Despite an endless list of fascinating and destructive experiments you can try, microwaves should really only be used to heat food. Not lightbulbs, not highlighters, and definitely not an airbag from a car. Unless you’ve got a high-speed camera to record the microwave’s door turning into a high-speed missile.
Drop a lit match in water, and it will immediately be extinguished. But model rocket engines, made mostly of potassium nitrate, sulphur, and charcoal, will burn all the way through even when completely submerged. As this high-speed footage reveals, to test a rocket engine’s apathy to H2O, you’ll want to find…
Most birds get all the lift they need to fly with the downward stroke of their wings—meaning there’s no upward force being produced as they raise them back up. Hummingbirds, on the other hand, produce lift with both their upward and downward wing strokes, creating air vortices that the tiny birds use to fly with…

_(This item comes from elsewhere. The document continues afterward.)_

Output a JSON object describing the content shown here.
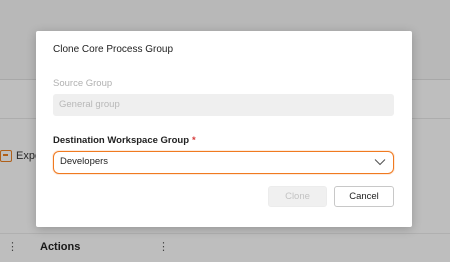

YouTube’s Giaco Whatever, who previously terrified us with a custom Nerf blaster capable of firing foam darts faster than the speed of sound, has now designed and built an automatic BB gun powered by a 4,000 PSI air tank that’s easily one of the most dangerous creations you’ll find online—so of course you want to see…
If the internet has taught us anything, it’s that everything is cooler in slow motion, and bigger is always better. So if you’re going to the trouble of making a monstrous water balloon measuring six feet across, you better make sure you get some awesome high-speed footage when the whole thing goes kaboom.
To the naked eye, someone slicing through steel using a high-temperature plasma torch just looks like a massive shower of sparks. But through the lens of a high-speed camera filming at 480 frames per second, the steel looks about as strong as melting butter as the torch easily slices through it.
Everybody flipped out last year when Lego Technic released a gorgeous Porsche 911 GT3 RS. But who would’ve guessed that an even more beautiful spectacle would be watching the 2,700-piece work of art participate in a crash test.
Despite what drone makers want you to think, you don’t need to buy an expensive camera-equipped quadcopter to capture awesome aerial footage of your adventures. GoPro sells an $800 drone just for this, but skier Nicolas Vuignier discovered he could get similarly impressive results by just chucking his GoPro camera in…
You may have heard the myth that biting into a Wint-O-Green Lifesavers produces visible sparks in a dark room. It’s hard to believe that a small candy can produce its own lightning, but this incredible high-speed video by Smarter Every Day reveals it’s just simple science at work.
Everything’s cooler in slow motion, but high frame-rate photography is an essential tool for scientists studying phenomena that occur in the blink of an eye. Researchers at Lund University have just revealed the fastest high-speed camera ever developed that can capture the equivalent of an astonishing 5 trillion…
Mark Rober, who we last saw engineering a dart board that guaranteed a bullseye with every throw, has just built what every car-loving kid always dreamed of: an epic Hot Wheels track that has tiny vehicles racing between floors, through swimming pools, and jumping over giant explosions.
Despite only giving you about a second of excitement at launch, model rockets are still a fun way for us (non-billionaires) to live out our dreams of space travel. But have you ever wondered what’s happening inside a model rocket engine while you’re standing a safe distance away from ignition?
As fun as building your own six-foot model rocket might be, launching it is no where near as impressive as watching one of NASA’s towering rockets blast into orbit—unless you point a high-speed camera at it. At 28,000 frames per second, a wonderful pyrotechnics show is revealed as it leaves the launch pad.
As you stare at your computer screen on a slow Monday morning, you’re probably wondering why your job doesn’t involve majestic dolphins and stunning background scenery. We don’t have any answers for you, but at least there’s a fullscreen option so you can temporarily forget all those emails you’re avoiding.
The folks at YouTube’s Warped Perception channel promise that this video simply shows a mouse trap slicing through a plain old hot dog. But when filmed at a mind-boggling 147,000 frames per second, it’s hard not to imagine the same thing happening to a finger accidentally getting caught in there—or something, uh, a…
If you’re finding it hard to wait until Sunday for the big game, The Slow Mo Guys have something that should tide you over: They used a Phantom V2511 high-speed camera to film a severely overinflated football at 28,000 frames per second.
Inside nearly everything made of concrete, you’ll find reinforced steel rods that compress the material, making buildings, bridges, and other structures even stronger. The rods aren’t designed to break easily, but when they do, the best way to watch the destructive results is through the lens of a slow motion camera.
Watching popcorn pop is utterly captivating, even in real-time. But when you film the process with a high-speed camera capable of capturing 30,000 frames every second, watching those kernels explode in super slow motion turns making popcorn into a spectacle that rivals the Fourth of July.